Blood type is identified by two major components—a letter (A, B, AB, or O) and the Rh factor. If your blood contains the Rh factor, you are Rh positive; if it lacks this factor, you are Rh negative. Therefore, if your blood type is AB and your are Rh-negative, you are said to have AB-negative blood.
If an Rh-negative person receives Rh Positive blood, she will become sensitized and her body will produce antibodies to attack the foreign red blood cells. This is significant in pregnancy for an Rh negative woman, because if her mate is Rh positive, the child can be Rh positive. During amniocentesis or the delivery of the placenta, it is possible for the baby’s blood to come in contact with the mother’s blood. If this happens, the mother’s body will produce antibodies against the Rh-positive cells.

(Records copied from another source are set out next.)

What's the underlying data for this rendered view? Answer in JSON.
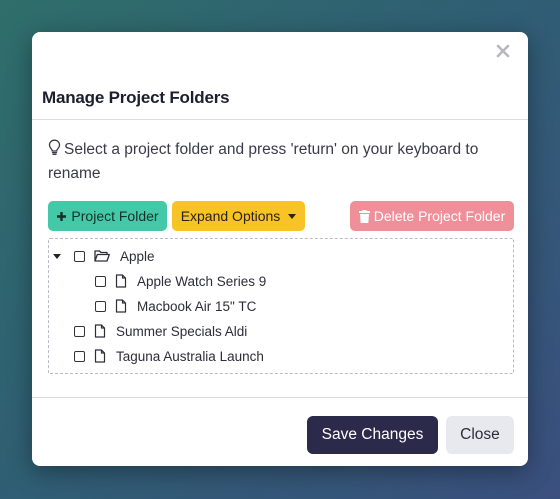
{
  "dialog": {
    "title": "Manage Project Folders",
    "hint": "Select a project folder and press 'return' on your keyboard to rename",
    "hint_icon": "lightbulb-icon",
    "close_icon": "close-icon"
  },
  "toolbar": {
    "add_label": "Project Folder",
    "add_icon": "plus-icon",
    "expand_label": "Expand Options",
    "delete_label": "Delete Project Folder",
    "delete_icon": "trash-icon"
  },
  "tree": {
    "items": [
      {
        "label": "Apple",
        "icon": "folder-open-icon",
        "expanded": true,
        "checked": false
      },
      {
        "label": "Apple Watch Series 9",
        "icon": "file-icon",
        "checked": false
      },
      {
        "label": "Macbook Air 15\" TC",
        "icon": "file-icon",
        "checked": false
      },
      {
        "label": "Summer Specials Aldi",
        "icon": "file-icon",
        "checked": false
      },
      {
        "label": "Taguna Australia Launch",
        "icon": "file-icon",
        "checked": false
      }
    ]
  },
  "footer": {
    "save_label": "Save Changes",
    "close_label": "Close"
  },
  "colors": {
    "add_button": "#44c9a8",
    "expand_button": "#f7c325",
    "delete_button": "#ef8f99",
    "save_button": "#2c2a4a",
    "close_button": "#e8e9ee"
  }
}
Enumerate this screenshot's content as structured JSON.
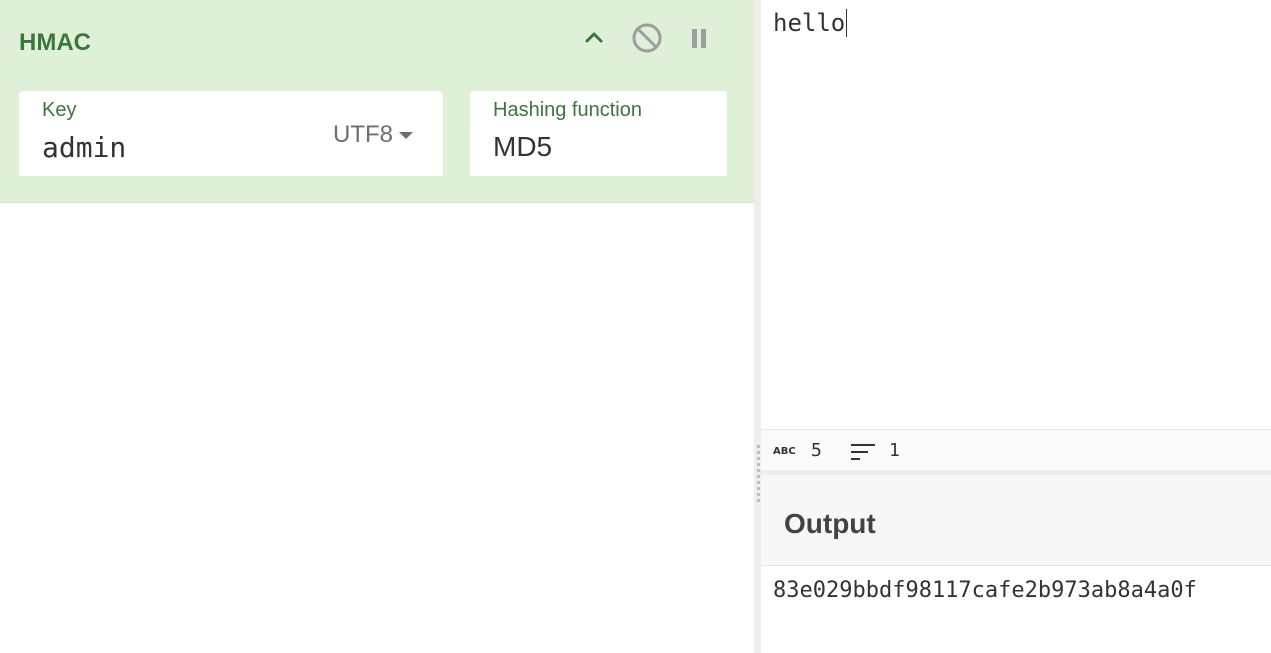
{
  "recipe": {
    "operation": {
      "title": "HMAC",
      "controls": [
        {
          "name": "chevron-up-icon",
          "label": "collapse"
        },
        {
          "name": "disable-icon",
          "label": "disable"
        },
        {
          "name": "pause-icon",
          "label": "breakpoint"
        }
      ]
    },
    "key_field": {
      "label": "Key",
      "value": "admin",
      "encoding": "UTF8"
    },
    "hash_field": {
      "label": "Hashing function",
      "value": "MD5"
    }
  },
  "input": {
    "text": "hello"
  },
  "status": {
    "length_icon": "abc-icon",
    "length_badge": "ABC",
    "length": "5",
    "lines_icon": "lines-icon",
    "lines": "1"
  },
  "output": {
    "title": "Output",
    "value": "83e029bbdf98117cafe2b973ab8a4a0f"
  },
  "colors": {
    "recipe_bg": "#dff0d8",
    "accent": "#3c763d"
  }
}
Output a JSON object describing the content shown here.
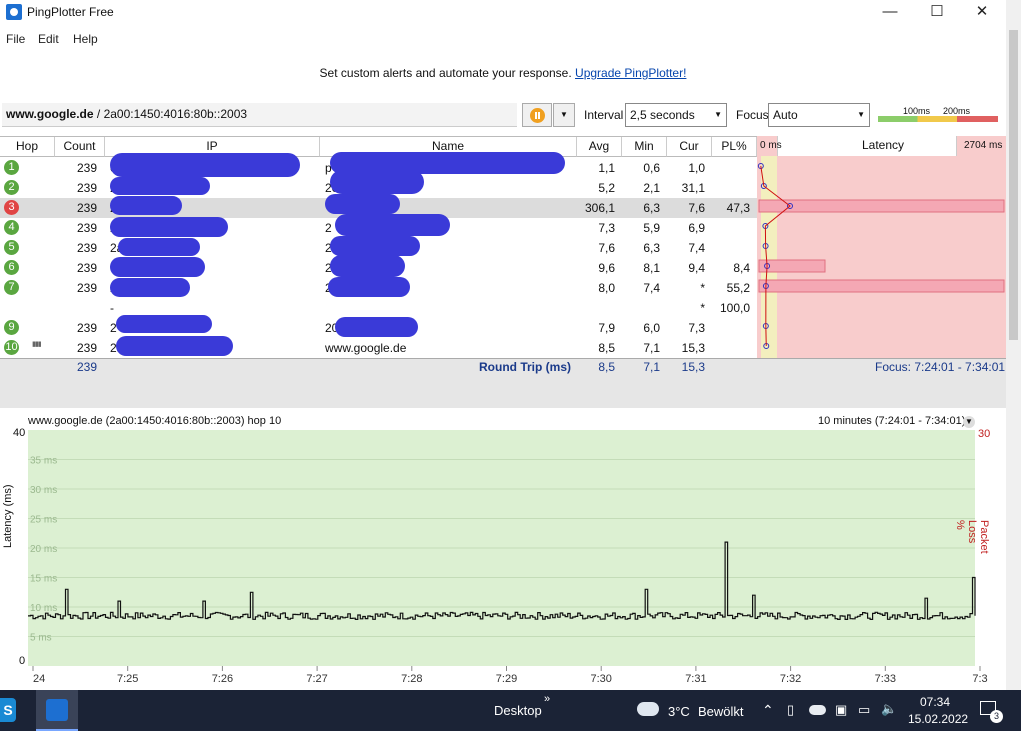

These antibodies will attack the Rh-positive blood cells and cause them to die. This disease is called hemolytic disease of the newborn. Since the sensitization does not occur until after the birth, the first baby is not affected, unless the woman was previously sensitized and not treated. If a woman is not treated and becomes pregnant again with an Rh-positive baby, the antibodies will cross the placenta and kill the fetus’s red blood cells.
To prevent hemolytic disease of the newborn, RhoGAM, an Rh-immune globulin, is administered, after the birth of an Rh-positive infant, as well as after a miscarriage, an abortion, or amniocentesis. It is also given at 28 weeks of pregnancy. RhoGAM acts by suppressing the specific immune response of Rh-negative individuals to Rh-positive red blood cells. Since the woman does not produce antibodies, subsequent pregnancies will not be affected, and the woman can give birth to healthy newborns in the future. Hemolytic disease of the newborn is rare since the development of RhoGAM.
Group B Strep
Group B streptococcal (GBS) infection is found in the genital area of up to 30 percent of healthy women. Most infected pregnant women show no signs of illness, but are at increased risk for kidney infections premature rapture of the membrane, preterm labor, and stillbirth. The biggest danger is to infants who become infected during birth. While not all infants become ill, those rare infants who do contract the infection can suffer serious complications. The factors that increase the risk if complications are prematurity, fever during labor, high levels of bacteria, and prolonged rupture of the membranes prior to delivery.
According to the Centers for Disease Control (CDC), a culture of the vaginal and rectal area to check for group B strep should be performed on all pregnant women at 35 to 37 weeks of pregnancy. Some facilities also perform a culture upon admission in labor. Women who tested positive during pregnancy with either the genital culture or urine culture, who previously had an infant with GBS, or who deliver before 37 weeks gestation should be treated during labor with antibiotics. Women who did not have a culture done or whose culture result is not known should be given antibiotics if they are less than 37 weeks pregnant, have had ruptured membranes for longer than 18 hours, or have a temperature of over 100.4°F (Fahrenheit). Treatment with antibiotics during labor has been shown to be highly effective in preventing complications in newborns if the antibiotics are administered 4 or more hours prior to delivery. If the infant is delivered less than 4 hours following the administration of antibiotics or shows signs of infection, a partial or full septic workup may be required. This may include blood tests, a spinal tap, chest X-rays, and/or intravenous administration of antibiotics. The CDC also recommends that all infant of treated mothers be observed for 48 hours after delivery.